10. Acknowledge that a worldview embedded in the sacredness of all of nature, including human nature, embodies wisdom and leads to harmonious relationships between people and respectful treatment of animals, plants and natural resources everywhere;

11. Acknowledge the folly of identifying with the horrors of the past, which leads to perpetuating hatreds and animosities;

12. Acknowledge the wisdom of identifying with the inevitable positive future, in which people everywhere lead lives of peace, prospering in perpetual harmony with their natural environment;

13. Acknowledge that the community of spirit transcends local limitations of resources and aids in their recovery from natural disasters;

14. Acknowledge that the world's resources are shared by the world's people in a manner that does not injure either the world's future resources or its future generations and that the sacredness of all of nature demands a profound respect for its animals, plants, atmosphere, land and water so that caring for the well-being of all of nature remains a matter of the utmost concern for people everywhere;

15. Acknowledge that the technology exists for people everywhere to share information about problems they face and their possible solutions -- and that access to such technology is among the rights all enjoy;

16. Acknowledge that nature and culture are the same thing and that the harmony between humanity and the environment has become essential to the wellbeing of both;

17. Acknowledge that the entire thrust of scientific research needs be turned to developing ways to feed and house all people while restoring watersheds and oceans to their uncontaminated states and restoring forests and the atmosphere to their original vitality; and,

18. Acknowledge that the right to vote is universal and extends to all people above the age of ten years, as children and youth are principal stakeholders in the decisions effecting the future.

Please take advantage of the comments section below to help complete this list and make it as comprehensive as possible.

This is the second of three articles proposing actions that can be taken now in order to arrive at the most beneficial future. In a previous article on the World Savings Initiative, I offered a model whereby the global community can fund constructive large-scale projects that improve the health of the environment and wellbeing of humanity at large.

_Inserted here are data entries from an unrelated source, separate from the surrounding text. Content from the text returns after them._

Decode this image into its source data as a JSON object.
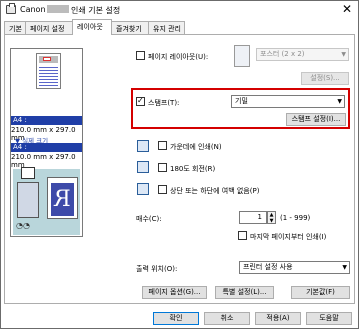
{
  "window": {
    "title_prefix": "Canon",
    "title_suffix": "인쇄 기본 설정",
    "close_glyph": "✕"
  },
  "tabs": [
    {
      "label": "기본"
    },
    {
      "label": "페이지 설정"
    },
    {
      "label": "레이아웃"
    },
    {
      "label": "즐겨찾기"
    },
    {
      "label": "유지 관리"
    }
  ],
  "preview": {
    "paper1_label": "A4 :",
    "paper1_size": "210.0 mm x 297.0 mm",
    "actual_size_label": "실제 크기",
    "paper2_label": "A4 :",
    "paper2_size": "210.0 mm x 297.0 mm",
    "output_letter": "R"
  },
  "page_layout": {
    "label": "페이지 레이아웃(U):",
    "checked": false,
    "selected": "포스터 (2 x 2)",
    "settings_button": "설정(S)..."
  },
  "stamp": {
    "label": "스탬프(T):",
    "checked": true,
    "selected": "기밀",
    "settings_button": "스탬프 설정(I)..."
  },
  "center": {
    "label": "가운데에 인쇄(N)",
    "checked": false
  },
  "rotate": {
    "label": "180도 회전(R)",
    "checked": false
  },
  "margins": {
    "label": "상단 또는 하단에 여백 없음(P)",
    "checked": false
  },
  "copies": {
    "label": "매수(C):",
    "value": "1",
    "range": "(1 - 999)",
    "last_page_first": {
      "label": "마지막 페이지부터 인쇄(I)",
      "checked": false
    }
  },
  "output": {
    "label": "출력 위치(O):",
    "selected": "프린터 설정 사용"
  },
  "bottom_buttons": {
    "page_options": "페이지 옵션(G)...",
    "special": "특별 설정(L)...",
    "defaults": "기본값(F)"
  },
  "dialog_buttons": {
    "ok": "확인",
    "cancel": "취소",
    "apply": "적용(A)",
    "help": "도움말"
  }
}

The Toltec I Ching, by Martha Ramirez-Oropeza and William Douglas Horden, is published by Larson Publications. Its subtitle, 64 Keys to Inspired Action in the New World, hints at its focus on the ethics of the emerging world culture.

Click here for sample chapters, reviews and to learn more about the book.